Aspen Institute awarded grant to make Knight Commission recommendations actionable

Communities / Article

Knight Foundation has awarded a two-year, $800,000 grant to the Aspen Institute to commission policy papers and follow-up activities to make Knight Commission recommendations actionable. (Read those recommendations here.)

Earlier this week, the FCC presented the National Broadband Plan to Congress. Both the National Broadband Plan and the Aspen Institute’s new project echo the findings and goals of the Knight Commission.

‘With the release of the National Broadband Plan, the national conversation on the information needs of Americans in the 21st Century takes a giant step forward.
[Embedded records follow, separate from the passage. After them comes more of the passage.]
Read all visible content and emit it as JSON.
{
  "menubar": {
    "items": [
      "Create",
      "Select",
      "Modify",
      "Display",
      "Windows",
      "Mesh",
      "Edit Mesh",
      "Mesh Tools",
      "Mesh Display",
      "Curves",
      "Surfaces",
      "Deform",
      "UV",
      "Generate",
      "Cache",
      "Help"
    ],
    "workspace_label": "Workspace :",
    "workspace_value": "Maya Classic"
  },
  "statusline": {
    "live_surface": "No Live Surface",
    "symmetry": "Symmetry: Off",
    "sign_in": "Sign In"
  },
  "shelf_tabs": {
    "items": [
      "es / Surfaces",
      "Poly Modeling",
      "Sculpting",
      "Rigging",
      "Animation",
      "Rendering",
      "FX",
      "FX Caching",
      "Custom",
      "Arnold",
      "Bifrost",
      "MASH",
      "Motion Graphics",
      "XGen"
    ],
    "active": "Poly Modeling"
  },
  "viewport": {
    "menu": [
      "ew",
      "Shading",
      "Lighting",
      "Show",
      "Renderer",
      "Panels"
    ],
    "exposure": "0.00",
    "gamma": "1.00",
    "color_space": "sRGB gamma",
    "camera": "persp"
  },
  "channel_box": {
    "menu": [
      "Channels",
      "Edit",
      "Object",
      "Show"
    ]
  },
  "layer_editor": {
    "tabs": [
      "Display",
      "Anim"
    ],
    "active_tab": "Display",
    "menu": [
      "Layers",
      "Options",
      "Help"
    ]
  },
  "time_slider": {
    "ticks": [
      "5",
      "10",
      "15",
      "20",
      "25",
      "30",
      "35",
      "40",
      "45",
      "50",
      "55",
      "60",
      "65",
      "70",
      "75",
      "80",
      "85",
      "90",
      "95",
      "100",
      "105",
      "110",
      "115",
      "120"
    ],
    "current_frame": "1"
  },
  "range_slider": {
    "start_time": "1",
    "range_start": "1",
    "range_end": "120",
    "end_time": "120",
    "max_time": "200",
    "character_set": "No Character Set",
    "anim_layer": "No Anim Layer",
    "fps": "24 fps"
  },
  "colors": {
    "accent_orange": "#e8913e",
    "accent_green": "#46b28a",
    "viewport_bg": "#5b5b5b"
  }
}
It is gratifying to see that the Knight Commission’s efforts to foster a nationwide dialogue have had such a significant impact already,’ said Charles M. Firestone, executive director of the Aspen Institute Communications and Society Program.

The new policy papers will focus on local journalism, public media, government transparency and information portals, digital and media literacy, open networks, civic engagement, community self-assessment and universal broadband.

‘This grant helps move to the question of exactly how public policy can bring about more informed, engaged communities,’ said Alberto Ibarügen, president and CEO of Knight Foundation and a member of the Knight Commission.